When tragedy struck in your life you imagine the person that will understand you the most and will deal with pain and grief in the same way you do is your partner. Being him your child's father as you are your child's mother, you cannot imagine that he might be drifting completely on the opposite way.
This whole experience can either make you stronger or destroy you.
At the beginning, when we got our diagnosis he was the only person I could bear next to me, the only one who could cheer me up. He turned himself into a super-hero and literally recollected every piece of me from the ground when I just wanted to die.
After some weeks he couldn't bear seeing me so broken, he wasn't understanding what I was doing and why in the world I was doing certain things (crocheting for Ida and making her a memory box). With my mum's help and his amazing heart he understood and he accepted me, actually supporting me in what I was doing.
Then again, he was almost angry seeing me in the bed saying it seemed I didn't look like trying to feel better and maybe he was right. I wanted just to feel miserable how miserable was my loss. He couldn't bear anymore listening to me talking about her, it was too painful for him and utterly distressing, he admitted later he dreaded not to be able to talk about anything else with me rather than our lost daughter.
I understood our grief journey needed to take different ways and that I had to work out how to deal with those painful differences in dealing with our daughter's death in order to safe our couple. Our relationship had to survive this.
In the book Empty Cradle Broken Heart, Deborah Davis writes:
'It is normal to have a closeness at the beginning and then drift apart after into own grief. You may seem to you that you will walk similar paths, that you can talk freely about your baby without raking up your partner’s pain, but often this is not true. This is not for lack of effort or caring, but simply that your grief demands that you grieve accordingly rather than trying to match up to something that doesn’t fit.'

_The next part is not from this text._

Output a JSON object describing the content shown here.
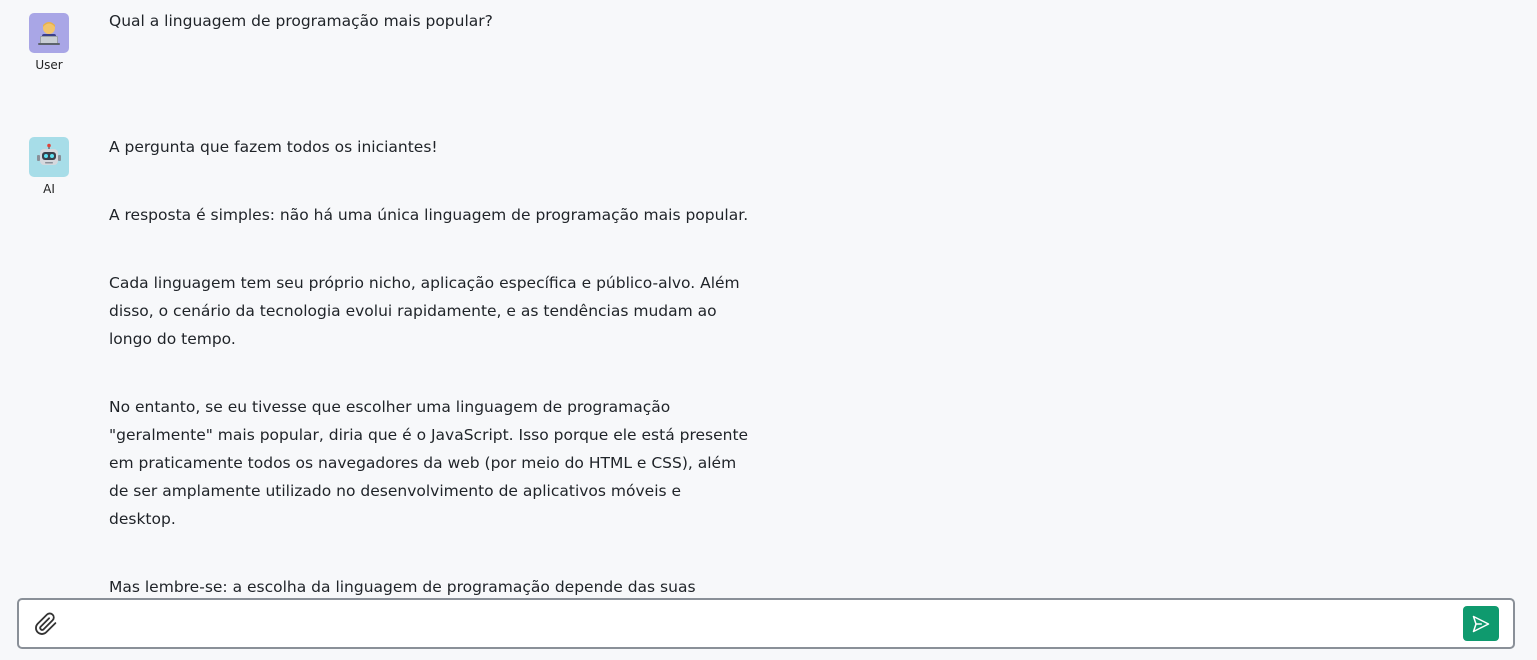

I agreed with him I would've talk less about Ida with him and that I would've bank on other people part of my support network, my mother and very few virtual and non-virtual friends. I also decided I would try to force myself in standing up from my bed and trying to be more sociable and happy when people where around me in the house, to make Jonas' super hero mode easier for him. This brought us to a quieter precarious peace, but also brought us more and more apart. I was less and less eager to share my feelings with him and to stay around him. We both noticed this couldn't work and we talked more about what we were feeling and what we needed from ourselves and from each other. We both reassured we wanted our couple to survive, we would have never give up on each other and we would have survive this as a couple.

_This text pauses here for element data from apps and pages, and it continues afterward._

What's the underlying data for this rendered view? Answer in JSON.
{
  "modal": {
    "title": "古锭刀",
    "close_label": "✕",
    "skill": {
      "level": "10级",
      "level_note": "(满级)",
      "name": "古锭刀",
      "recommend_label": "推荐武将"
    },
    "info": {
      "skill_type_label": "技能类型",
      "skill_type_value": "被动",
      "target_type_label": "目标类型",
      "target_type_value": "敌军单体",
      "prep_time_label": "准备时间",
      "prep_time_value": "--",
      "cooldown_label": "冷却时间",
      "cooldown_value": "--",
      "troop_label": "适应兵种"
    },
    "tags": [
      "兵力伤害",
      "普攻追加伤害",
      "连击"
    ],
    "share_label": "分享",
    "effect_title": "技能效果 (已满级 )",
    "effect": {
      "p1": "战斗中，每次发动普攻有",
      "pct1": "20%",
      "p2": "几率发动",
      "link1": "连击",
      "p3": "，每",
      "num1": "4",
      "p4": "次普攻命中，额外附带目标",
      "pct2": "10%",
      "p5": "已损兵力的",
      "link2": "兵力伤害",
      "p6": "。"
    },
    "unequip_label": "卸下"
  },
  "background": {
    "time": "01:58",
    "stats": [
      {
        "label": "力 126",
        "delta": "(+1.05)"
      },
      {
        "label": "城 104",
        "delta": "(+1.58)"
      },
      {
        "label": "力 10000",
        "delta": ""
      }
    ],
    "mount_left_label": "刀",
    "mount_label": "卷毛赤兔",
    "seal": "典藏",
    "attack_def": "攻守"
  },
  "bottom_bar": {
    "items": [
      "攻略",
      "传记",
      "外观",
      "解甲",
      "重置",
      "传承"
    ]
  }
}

'If sharing thoughts and feelings lessens the pain for one of you but burdens the other, what you can share is a mutual respect and concern for the other. Check in and talk about what you’re looking for in terms of support and agree that you don’t have to get everything you need from each other. It is perfectly reasonable for you to reach out to other people and use other resources.'
Jonas supports me by just letting me do whatever I need to do. At the same time I work on my gratitude and my healing, for him, for Ida, for our couple, one day I will be able to do it for myself as well. I try to avoid triggering conversations with him, but over the weeks he's less and less triggered by her memory. He's less scared of my intense grieving that now comes and goes like waves, he's just there for me reassuring and cuddling me.
I support Jonas by letting him do whatever his activity-oriented style of grieving requires him to do. At the same time he's more and more accepting the reality, my feelings and my style of grieving. Sometimes he's the one opening conversation about Ida. He feels accepted, he feels less and less he's grieving the wrong way. I reassure him about the possibility to have quality couple time together nonetheless our tragedy. We laugh together, we enjoy intimacy and going out even just me and him.
When you grieve very differently from your partner it is very hard to empathize or accept the other. That’s why one of the most important strategies for your relationship is to find support outside it.
The keys to survive this together are:
If you are a father, it may be helpful to know that 'a mother is focused on the loss of relationship with the baby and she tries to maintain connections. So mothers can be immensely comforted by partners who can simply share the fact that they think about the baby too'.
If you are a mother, it may be helpful to know that 'Many fathers are focused on the loss of purpose, trying to regain a sense of mastery and meaning. He may feel supported by being able to have alone time and not being pressed to talk about it.'
If both of you want your relationship to survive this tragedy and you both commit to this, your relationship will survive.
Ida Saoirse Scherer,
our first baby girl, who was born and died at 16+5 weeks on the 30th November 2017.
Resources about Termination for Medical Reasons
Sister-friend Emily writing for her first son Amari Regan (Fragile X Syndrome)
Katrina's blog for her second daughter April Rey (Trisomy 13)